In the penultimate chapter of The Murder of Roger Ackroyd, Hercule Poirot compliments Dr. Sheppard on his cleverness. Even in the "Apologia" which serves as Sheppard's confession and suicide note, the narrator cannot resist congratulating himself in a similar matter:
I am rather pleased with myself as a writer.
He goes on to show how neatly he managed to tell the truth and nothing but the truth, while avoiding the whole truth, for the entire narrative.
Sheppard's self-congratulation and Poirot's appreciation for how cleverly the murder was committed are both ways in which Christie draws the reader's attention to her own ingenuity. Short of having the detective himself commit murder (something she was eventually to do in another book), the most unlikely conclusion the reader can imagine is for the narrator who has been guiding them through the story from the first page to emerge as the culprit.
In order to make the structure of such a story work, the author must be scrupulously fair in giving the murderer no untoward advantage. Sheppard's confession also functions as a way of recapping the clues Christie dropped along the way and a summary of the difficulties Sheppard faced, both in committing the murder and in concealing it from the reader.

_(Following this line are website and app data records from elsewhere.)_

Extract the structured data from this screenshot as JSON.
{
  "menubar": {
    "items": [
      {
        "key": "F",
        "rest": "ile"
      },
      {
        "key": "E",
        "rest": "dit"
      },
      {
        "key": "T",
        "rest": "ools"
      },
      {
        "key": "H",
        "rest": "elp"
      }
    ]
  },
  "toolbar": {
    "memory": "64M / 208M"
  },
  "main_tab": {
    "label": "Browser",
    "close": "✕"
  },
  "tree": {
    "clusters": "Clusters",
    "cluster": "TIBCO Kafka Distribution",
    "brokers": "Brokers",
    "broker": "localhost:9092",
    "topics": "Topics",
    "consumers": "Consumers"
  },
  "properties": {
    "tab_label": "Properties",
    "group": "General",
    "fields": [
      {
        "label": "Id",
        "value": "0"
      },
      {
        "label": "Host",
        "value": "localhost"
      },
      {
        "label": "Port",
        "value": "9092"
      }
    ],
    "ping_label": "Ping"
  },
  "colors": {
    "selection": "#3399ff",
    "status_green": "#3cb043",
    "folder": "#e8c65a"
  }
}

Sheppard points out that one of these difficulties was the constant surveillance of his sister, Caroline, whose curious nature and tendency to gossip have caused him the greatest unease.